Assignment ▸
Search the records for the string "date". Copy each line where it occurs.

Top of Records for processing

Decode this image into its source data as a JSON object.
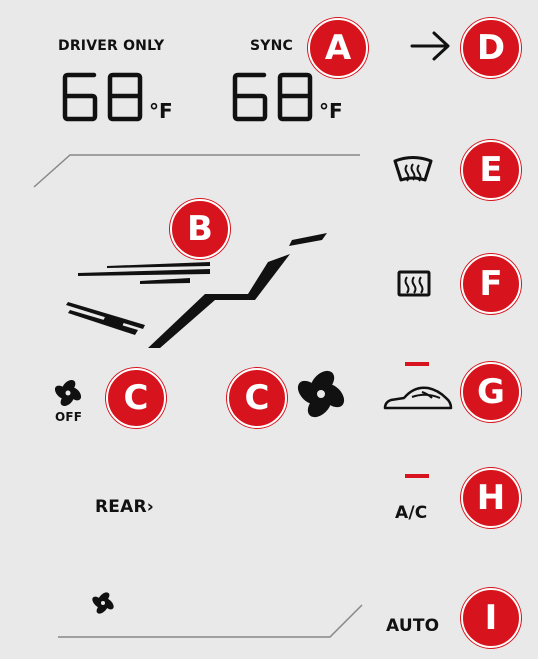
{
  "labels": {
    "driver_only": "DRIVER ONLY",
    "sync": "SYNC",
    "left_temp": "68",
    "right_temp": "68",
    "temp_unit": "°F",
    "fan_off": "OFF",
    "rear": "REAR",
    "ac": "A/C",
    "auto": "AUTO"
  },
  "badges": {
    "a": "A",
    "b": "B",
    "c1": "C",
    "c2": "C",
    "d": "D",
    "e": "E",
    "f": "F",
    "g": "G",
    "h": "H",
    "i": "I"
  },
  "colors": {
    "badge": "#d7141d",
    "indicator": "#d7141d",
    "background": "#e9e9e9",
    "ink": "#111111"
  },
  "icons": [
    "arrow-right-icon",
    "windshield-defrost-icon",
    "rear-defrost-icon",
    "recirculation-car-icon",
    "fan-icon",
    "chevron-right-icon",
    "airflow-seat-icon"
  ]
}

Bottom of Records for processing
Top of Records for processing

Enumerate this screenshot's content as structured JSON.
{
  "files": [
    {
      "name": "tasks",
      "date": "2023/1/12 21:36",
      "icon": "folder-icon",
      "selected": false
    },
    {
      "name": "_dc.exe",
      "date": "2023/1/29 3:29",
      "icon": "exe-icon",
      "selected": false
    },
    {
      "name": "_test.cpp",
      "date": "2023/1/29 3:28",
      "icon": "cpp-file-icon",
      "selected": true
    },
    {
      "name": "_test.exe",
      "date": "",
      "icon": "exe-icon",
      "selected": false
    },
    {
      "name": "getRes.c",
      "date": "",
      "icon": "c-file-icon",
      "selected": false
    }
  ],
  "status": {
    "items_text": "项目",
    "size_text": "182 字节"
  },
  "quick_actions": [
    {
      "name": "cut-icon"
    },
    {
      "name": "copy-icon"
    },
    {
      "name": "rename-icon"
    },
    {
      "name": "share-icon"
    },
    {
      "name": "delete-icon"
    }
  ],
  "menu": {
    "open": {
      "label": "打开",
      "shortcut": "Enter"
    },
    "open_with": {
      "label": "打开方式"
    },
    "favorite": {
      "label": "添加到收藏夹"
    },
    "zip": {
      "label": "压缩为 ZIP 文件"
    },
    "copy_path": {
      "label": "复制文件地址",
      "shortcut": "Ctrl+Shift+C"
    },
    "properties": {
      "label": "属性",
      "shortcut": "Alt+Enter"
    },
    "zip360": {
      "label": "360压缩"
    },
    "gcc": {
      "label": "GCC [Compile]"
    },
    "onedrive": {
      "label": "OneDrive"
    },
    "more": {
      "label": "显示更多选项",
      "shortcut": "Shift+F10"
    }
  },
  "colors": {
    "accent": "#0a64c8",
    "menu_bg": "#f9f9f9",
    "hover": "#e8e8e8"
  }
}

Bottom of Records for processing

Output below ▸
      "date": "2023/1/12 21:36",
      "date": "2023/1/29 3:29",
      "date": "2023/1/29 3:28",
      "date": "",
      "date": "",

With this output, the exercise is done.